From the BBC:
Independent schools in England are protesting about "too narrow" rules for charitable status - as two out of five test-case schools fail to qualify. The loss of charitable status threatens tax benefits for independent schools (1). The Independent Schools Council says the rulings rely too much on the number of bursaries, with fees likely to have to rise to fund subsidised places. The Charity Commission says charities must "demonstrate how they bring real benefit to the public" (2).
The publication of the rulings is the latest stage in determining how fee-paying schools can retain charitable status. The refusal of this status for two of the first test-case schools - St Anselm's in Derbyshire and Highfield Priory, near Preston, Lancashire - has angered the independent school sector.
(1) Taking St Anselm's School, for example: it has 250 pupils, and its 2008 accounts show total income of £3,590,405 (average school fees £14,362 per pupil) with a group profit before tax of £352,468. If it didn't have charitable status, it would have to pay around £70,000 in corporation tax. So the price of telling the meddlers to piss off would be around £280 per pupil, which would free them from a lot of other admin and hassle as well.
(2) How can private schools, however expensive or snobby, not be of direct and immediate "benefit to the public", simply by dint of the fact that those pupils aren't asking for a tax-payer funded place at a state school? And don't forget that "[a]ccording to Lord Macnaghten, to be charitable, a trust must be either for:
• The relief of poverty;
• The advancement of education;
• The advancement of religion; or
• Other purposes beneficial to the community."
Is the Charities Commission seriously contending that this or any other school is not primarily for "the advancement of education"?
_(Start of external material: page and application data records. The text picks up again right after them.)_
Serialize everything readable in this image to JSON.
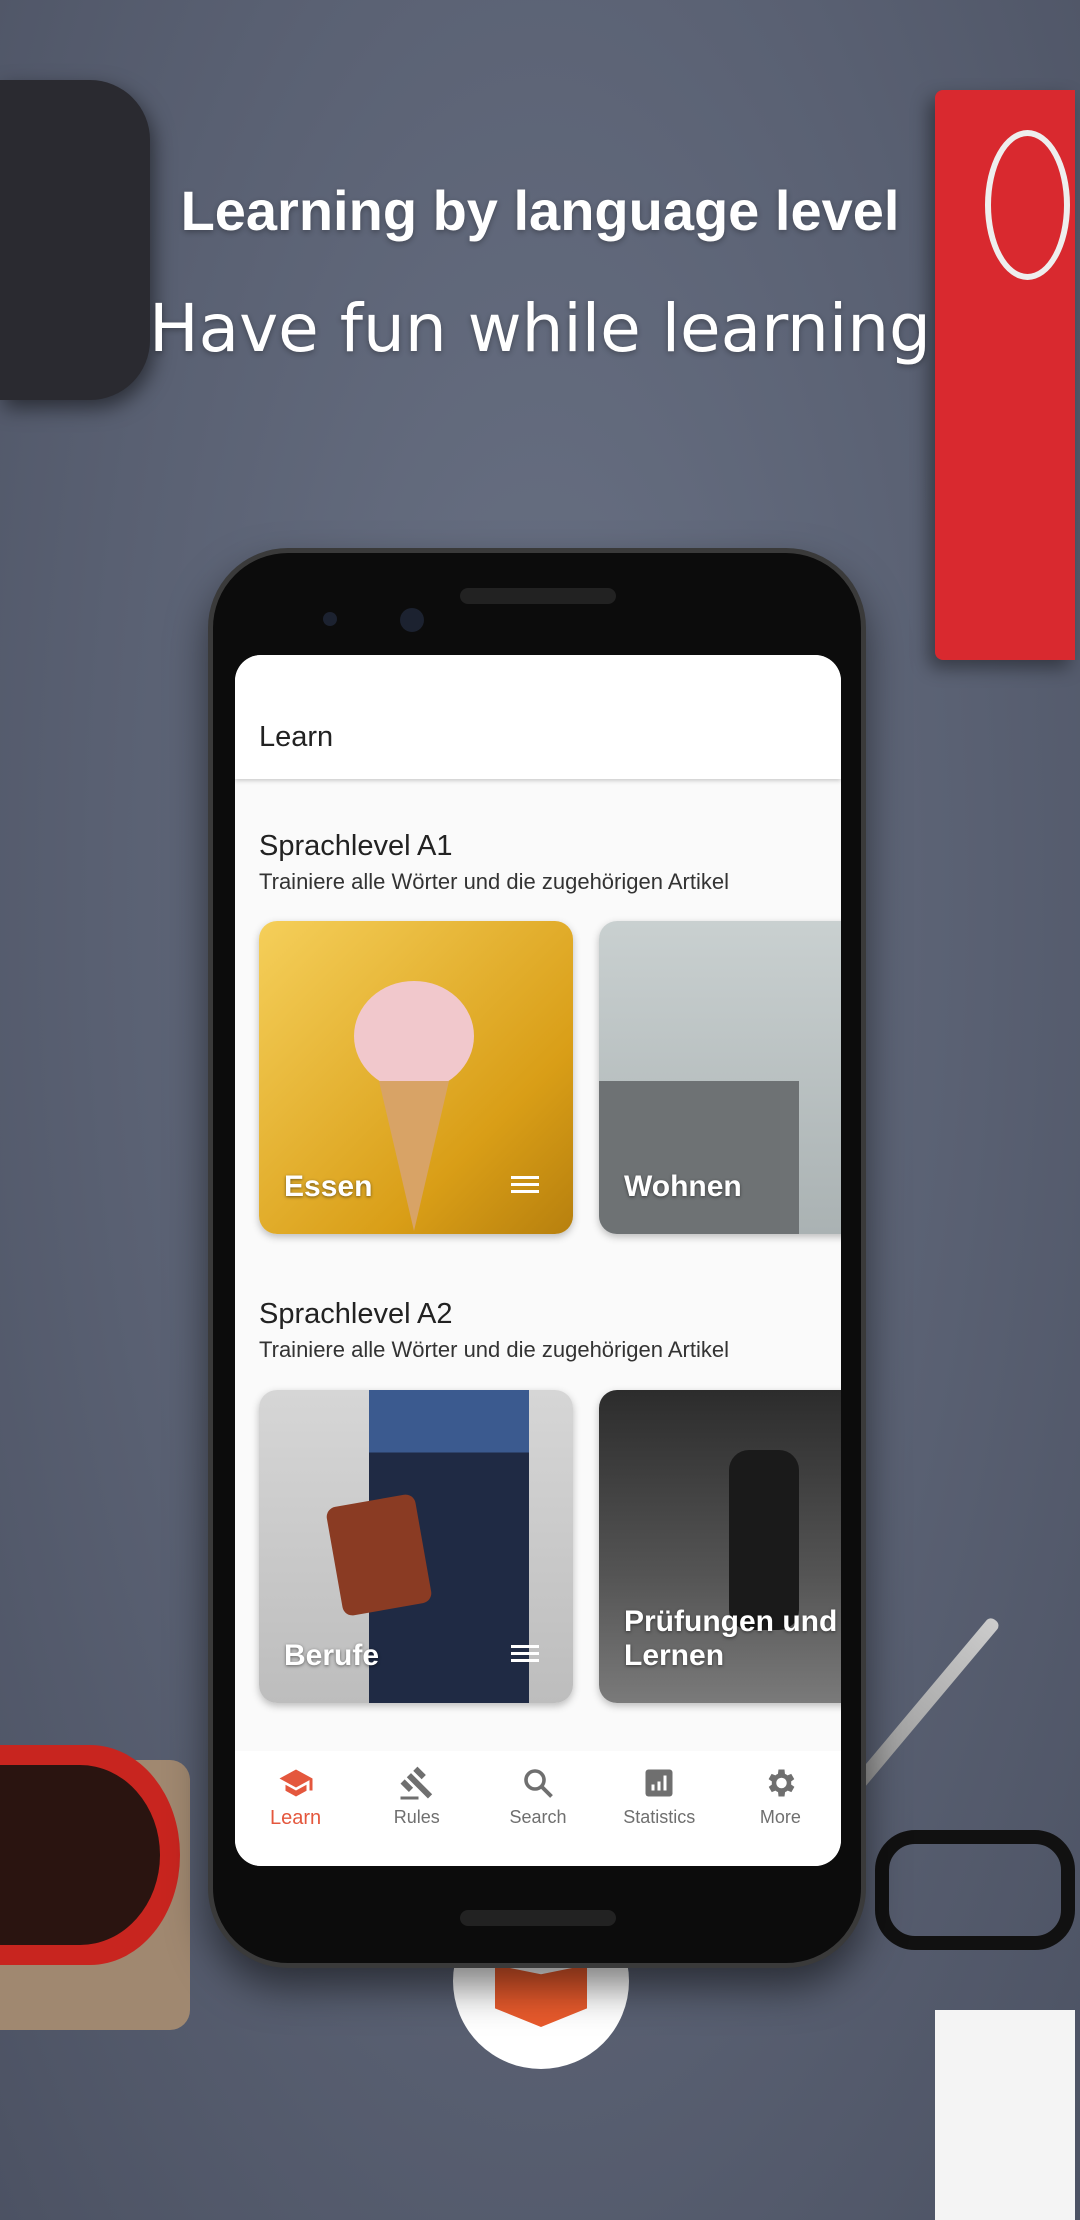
{
  "promo": {
    "headline": "Learning by language level",
    "subheadline": "Have fun while learning"
  },
  "colors": {
    "accent": "#e4573d",
    "background": "#5a6173",
    "inactive": "#6f6f6f"
  },
  "app": {
    "title": "Learn",
    "sections": [
      {
        "title": "Sprachlevel A1",
        "subtitle": "Trainiere alle Wörter und die zugehörigen Artikel",
        "cards": [
          {
            "label": "Essen",
            "icon": "list-icon"
          },
          {
            "label": "Wohnen"
          }
        ]
      },
      {
        "title": "Sprachlevel A2",
        "subtitle": "Trainiere alle Wörter und die zugehörigen Artikel",
        "cards": [
          {
            "label": "Berufe",
            "icon": "list-icon"
          },
          {
            "label": "Prüfungen und Lernen"
          }
        ]
      }
    ],
    "nav": [
      {
        "label": "Learn",
        "icon": "graduation-cap-icon",
        "active": true
      },
      {
        "label": "Rules",
        "icon": "gavel-icon"
      },
      {
        "label": "Search",
        "icon": "search-icon"
      },
      {
        "label": "Statistics",
        "icon": "bar-chart-icon"
      },
      {
        "label": "More",
        "icon": "gear-icon"
      }
    ]
  }
}
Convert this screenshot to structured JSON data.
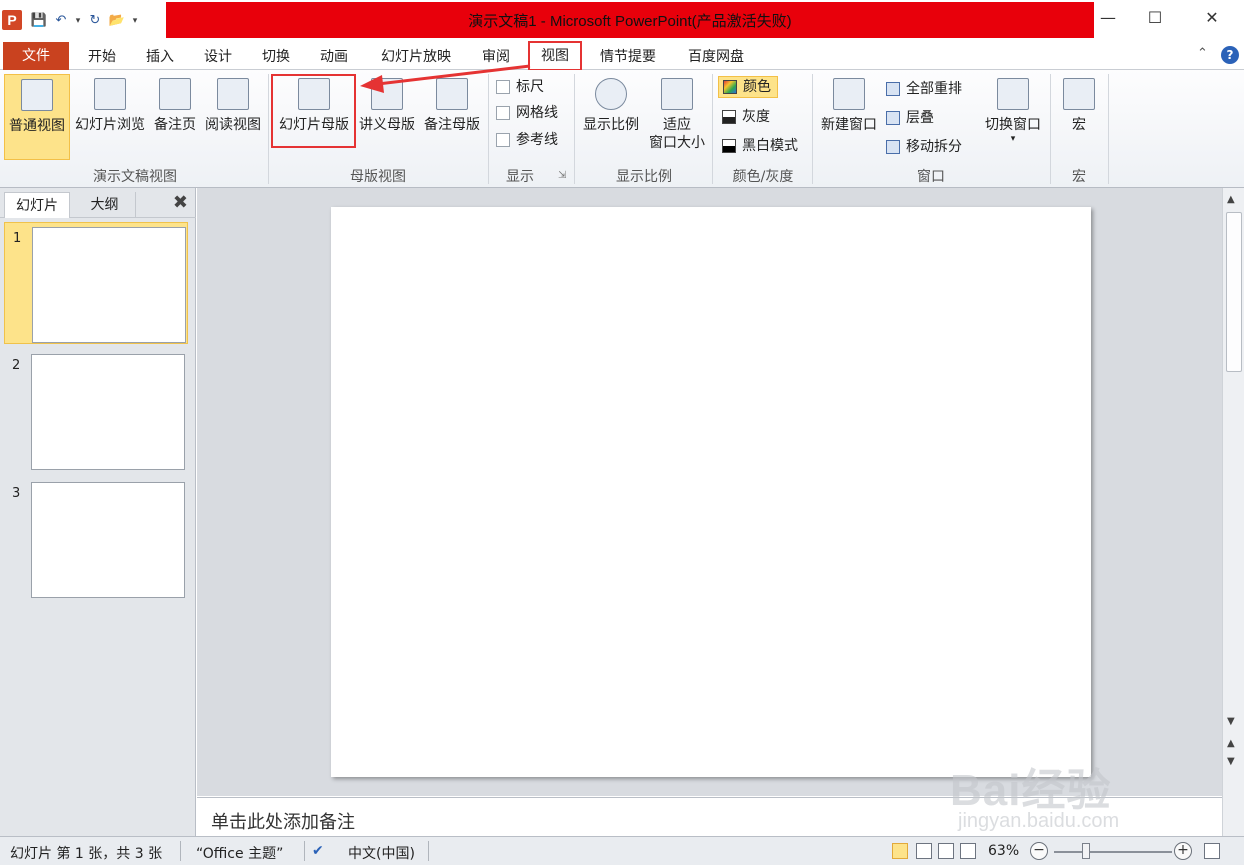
{
  "window": {
    "app_icon_letter": "P",
    "title": "演示文稿1 - Microsoft PowerPoint(产品激活失败)"
  },
  "tabs": [
    {
      "label": "文件"
    },
    {
      "label": "开始"
    },
    {
      "label": "插入"
    },
    {
      "label": "设计"
    },
    {
      "label": "切换"
    },
    {
      "label": "动画"
    },
    {
      "label": "幻灯片放映"
    },
    {
      "label": "审阅"
    },
    {
      "label": "视图"
    },
    {
      "label": "情节提要"
    },
    {
      "label": "百度网盘"
    }
  ],
  "ribbon": {
    "presentation_views": {
      "label": "演示文稿视图",
      "buttons": [
        "普通视图",
        "幻灯片浏览",
        "备注页",
        "阅读视图"
      ]
    },
    "master_views": {
      "label": "母版视图",
      "buttons": [
        "幻灯片母版",
        "讲义母版",
        "备注母版"
      ]
    },
    "show": {
      "label": "显示",
      "checkboxes": [
        "标尺",
        "网格线",
        "参考线"
      ]
    },
    "zoom": {
      "label": "显示比例",
      "zoom_button": "显示比例",
      "fit_line1": "适应",
      "fit_line2": "窗口大小"
    },
    "color": {
      "label": "颜色/灰度",
      "options": [
        "颜色",
        "灰度",
        "黑白模式"
      ]
    },
    "window": {
      "label": "窗口",
      "new_window": "新建窗口",
      "small": [
        "全部重排",
        "层叠",
        "移动拆分"
      ],
      "switch_window": "切换窗口"
    },
    "macros": {
      "label": "宏",
      "button": "宏"
    }
  },
  "left_pane": {
    "tabs": [
      "幻灯片",
      "大纲"
    ],
    "slides": [
      "1",
      "2",
      "3"
    ]
  },
  "notes": {
    "placeholder": "单击此处添加备注"
  },
  "status": {
    "slide_info": "幻灯片 第 1 张，共 3 张",
    "theme": "“Office 主题”",
    "language": "中文(中国)",
    "zoom": "63%"
  },
  "watermark": {
    "brand": "Bai经验",
    "url": "jingyan.baidu.com"
  }
}
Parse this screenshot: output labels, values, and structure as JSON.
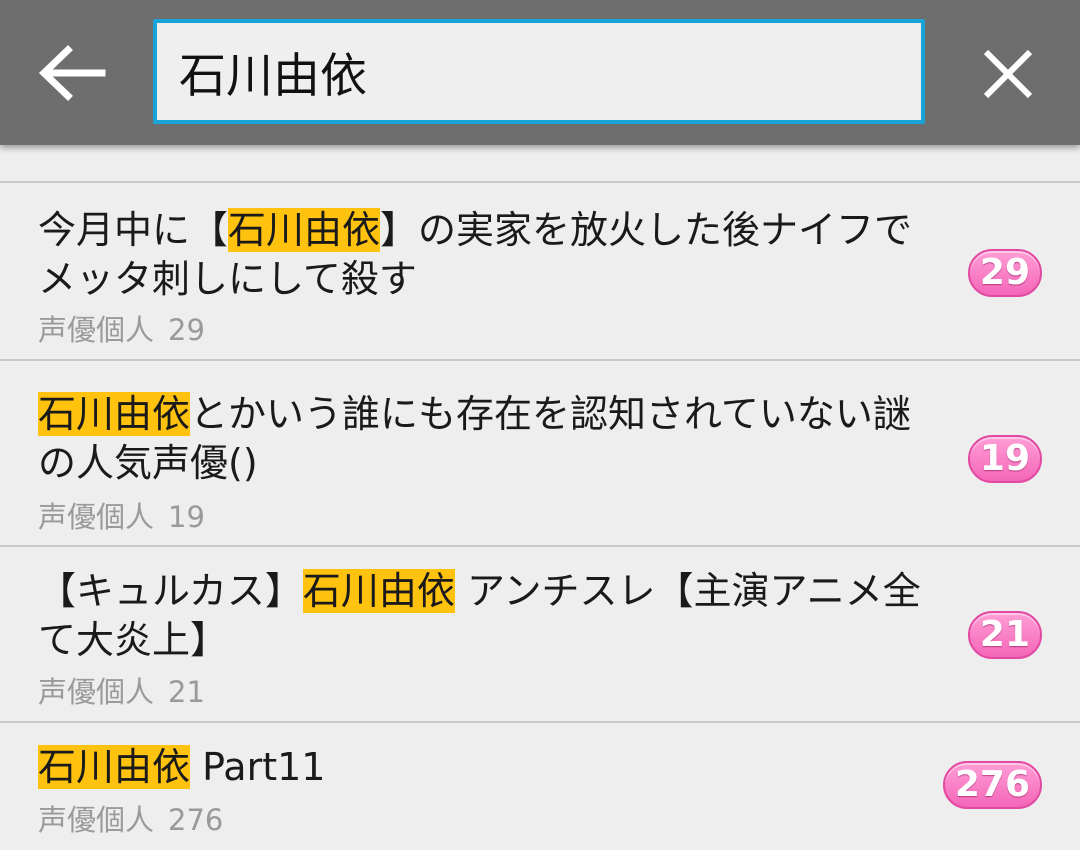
{
  "toolbar": {
    "back_icon": "arrow-left-icon",
    "search_value": "石川由依",
    "clear_icon": "close-icon"
  },
  "results": [
    {
      "title_before": "今月中に【",
      "title_highlight": "石川由依",
      "title_after": "】の実家を放火した後ナイフでメッタ刺しにして殺す",
      "category": "声優個人",
      "count": "29",
      "badge": "29"
    },
    {
      "title_before": "",
      "title_highlight": "石川由依",
      "title_after": "とかいう誰にも存在を認知されていない謎の人気声優()",
      "category": "声優個人",
      "count": "19",
      "badge": "19"
    },
    {
      "title_before": "【キュルカス】",
      "title_highlight": "石川由依",
      "title_after": " アンチスレ【主演アニメ全て大炎上】",
      "category": "声優個人",
      "count": "21",
      "badge": "21"
    },
    {
      "title_before": "",
      "title_highlight": "石川由依",
      "title_after": " Part11",
      "category": "声優個人",
      "count": "276",
      "badge": "276"
    }
  ],
  "colors": {
    "toolbar": "#6e6e6e",
    "search_border": "#1aa3d9",
    "highlight": "#ffc20e",
    "badge": "#f466b8"
  }
}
Of course, once I'm in charge, there won't be any tax breaks for charities, but the education vouchers will sure as heck be worth more than £280 per pupil.
Tuesday, 14 July 2009
From the BBC: